Blue Jays can’t play games in Canada because of pandemic
By Tyler Kepner
Major League Baseball’s plan to use all 30 home ballparks for a shortened, 60-game season met an immovable obstacle Saturday: the Canadian government. The Toronto Blue Jays, the only team in the league that is based outside the United States, will not be allowed to stage home games during the coronavirus pandemic.
Marco Mendicino, Canada’s immigration minister, announced Saturday that the government had turned down the Blue Jays’ request to play at Rogers Centre, where their first game had been scheduled for July 29 against the Washington Nationals.
The Blue Jays have been training at home this month and had gotten permission from the city of Toronto and the province of Ontario to play games there. But the federal government ruled that the travel required to host 10 series involving eight visiting teams was not worth the risk.
“Unlike preseason training, regular-season games would require repeated cross-border travel of Blue Jays players and staff, as well as opponent teams into and out of Canada,” Mendicino said in a statement. “Of particular concern, the Toronto Blue Jays would be required to play in locations where the risk of virus transmission remains high.”
He continued: “Based on the best-available public health advice, we have concluded the cross-border travel required for MLB regular-season play would not adequately protect Canadians’ health and safety. As a result, Canada will not be issuing a National Interest Exemption for the MLB’s regular season at this time.”
In a statement, the Blue Jays said they were “in the process of finalizing the best home location,” without specifying where that would be.
“The team completely respects the federal government’s decision,” Mark Shapiro, the Blue Jays’ president and chief executive, said in a statement. “Though our team will not be playing home games at Rogers Centre this summer, our players will take the field for the 2020 season with the same pride and passion representative of an entire nation.”
An official with knowledge of the Blue Jays’ plans, who spoke on condition of anonymity because he was not authorized to speak for the team, said the likely destination would be Buffalo, nearly a two-hour drive south and home of the Blue Jays’ Class AAA team.

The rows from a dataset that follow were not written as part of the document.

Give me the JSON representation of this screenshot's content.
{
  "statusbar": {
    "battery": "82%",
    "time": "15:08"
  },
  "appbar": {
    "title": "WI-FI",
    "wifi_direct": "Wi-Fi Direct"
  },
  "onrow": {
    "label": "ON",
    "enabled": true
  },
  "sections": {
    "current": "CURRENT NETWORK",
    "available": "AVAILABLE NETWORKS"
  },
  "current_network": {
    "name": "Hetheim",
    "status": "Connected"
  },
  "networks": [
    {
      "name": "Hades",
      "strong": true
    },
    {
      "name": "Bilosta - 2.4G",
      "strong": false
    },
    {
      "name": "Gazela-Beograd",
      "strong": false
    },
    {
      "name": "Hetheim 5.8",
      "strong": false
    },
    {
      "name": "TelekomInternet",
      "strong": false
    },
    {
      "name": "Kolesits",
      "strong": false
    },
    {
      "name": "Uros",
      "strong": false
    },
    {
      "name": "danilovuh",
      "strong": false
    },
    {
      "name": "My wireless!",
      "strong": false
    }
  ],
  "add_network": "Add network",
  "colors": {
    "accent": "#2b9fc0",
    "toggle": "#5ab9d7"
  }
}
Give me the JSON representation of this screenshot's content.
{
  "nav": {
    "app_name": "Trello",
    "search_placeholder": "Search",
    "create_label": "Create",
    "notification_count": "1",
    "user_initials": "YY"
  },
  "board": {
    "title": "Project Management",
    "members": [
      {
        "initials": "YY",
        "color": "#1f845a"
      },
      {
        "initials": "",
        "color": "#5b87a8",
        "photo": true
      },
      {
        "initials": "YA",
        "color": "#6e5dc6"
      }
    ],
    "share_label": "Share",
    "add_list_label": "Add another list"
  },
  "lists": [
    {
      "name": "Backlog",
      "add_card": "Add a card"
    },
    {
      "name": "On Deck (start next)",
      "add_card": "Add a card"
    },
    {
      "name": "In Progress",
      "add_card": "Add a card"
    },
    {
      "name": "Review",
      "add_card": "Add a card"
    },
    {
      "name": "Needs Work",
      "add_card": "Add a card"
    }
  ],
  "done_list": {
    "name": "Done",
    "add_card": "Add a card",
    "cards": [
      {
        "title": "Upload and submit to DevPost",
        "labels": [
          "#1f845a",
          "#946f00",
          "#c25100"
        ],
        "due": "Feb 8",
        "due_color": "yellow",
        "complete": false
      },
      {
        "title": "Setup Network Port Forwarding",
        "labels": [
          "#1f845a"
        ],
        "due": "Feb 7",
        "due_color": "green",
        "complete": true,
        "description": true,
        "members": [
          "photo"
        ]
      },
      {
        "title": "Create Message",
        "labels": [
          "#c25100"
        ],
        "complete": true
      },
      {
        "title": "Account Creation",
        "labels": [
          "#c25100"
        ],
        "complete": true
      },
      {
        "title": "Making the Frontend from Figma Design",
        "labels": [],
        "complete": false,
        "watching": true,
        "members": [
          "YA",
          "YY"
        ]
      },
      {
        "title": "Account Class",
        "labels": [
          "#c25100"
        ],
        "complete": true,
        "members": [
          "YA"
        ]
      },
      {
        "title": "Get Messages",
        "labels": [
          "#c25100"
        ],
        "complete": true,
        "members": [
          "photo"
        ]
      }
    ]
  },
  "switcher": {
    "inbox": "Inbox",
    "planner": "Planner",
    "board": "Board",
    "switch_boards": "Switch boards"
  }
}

“As Mayor of Buffalo,” the city’s mayor, Byron Brown, wrote on Twitter, “I would love to see the @BlueJays play at Sahlen Field.”
The Blue Jays’ spring training complex in Dunedin, Fla., is a less likely landing spot because of the surge in coronavirus cases in Florida. MLB already has two teams in Florida — the Miami Marlins and the Tampa Bay Rays — but they have been training there all month, and it would seem unwise to ask a whole new group of players to relocate to a virus hot spot.
Sahlen Field in Buffalo — named for a local meatpacking company — opened in 1988 with hopes of landing an expansion team or luring an existing team to town. The ballpark added a $1 million lighting system in 2011, according to The Buffalo News, but that was before advancements in LED lighting that a major league team might require.
There are two other Class AAA parks in upstate New York, in Rochester and Syracuse, and the Blue Jays’ Class AA team plays in Manchester, N.H., in a state that has never hosted a major league game. The closest major league facility to Toronto is Comerica Park in Detroit — although the Tigers, of course, will be playing games there.
Asking the Blue Jays to play all 60 games on the road would seem impractical, especially considering the health risks of so much extra travel. If Buffalo becomes their temporary home, it would give the state of New York three home teams — for one mini-season, anyway — for the first time since 1957, when the Giants and the Dodgers fled to California and left the Yankees alone in New York.
Teams have been forced out of their home ballparks before. Miller Park in Milwaukee was a temporary home for the Cleveland Indians in 2007 and the Houston Astros in 2008 because of weather in those cities.
In 1991, the Montreal Expos shifted their final 13 home games to opponents’ parks after a 55-ton chunk of concrete fell at Olympic Stadium. Three years later, the Seattle Mariners ended their season with a 20-game road trip after ceiling tiles fell from the Kingdome roof. In 1998, the Yankees moved a home game to Shea Stadium after a concrete-and-steel beam fell into the loge-level seats at Yankee Stadium before a game with the Angels.
Buffalo had a National League franchise, the Bisons, from 1879 through 1885, with Hall of Fame pitcher Pud Galvin the team’s biggest star. To signify how much baseball has changed since then, consider that Galvin won 46 games while pitching more than 600 innings in 1883 — and then did it again the next year.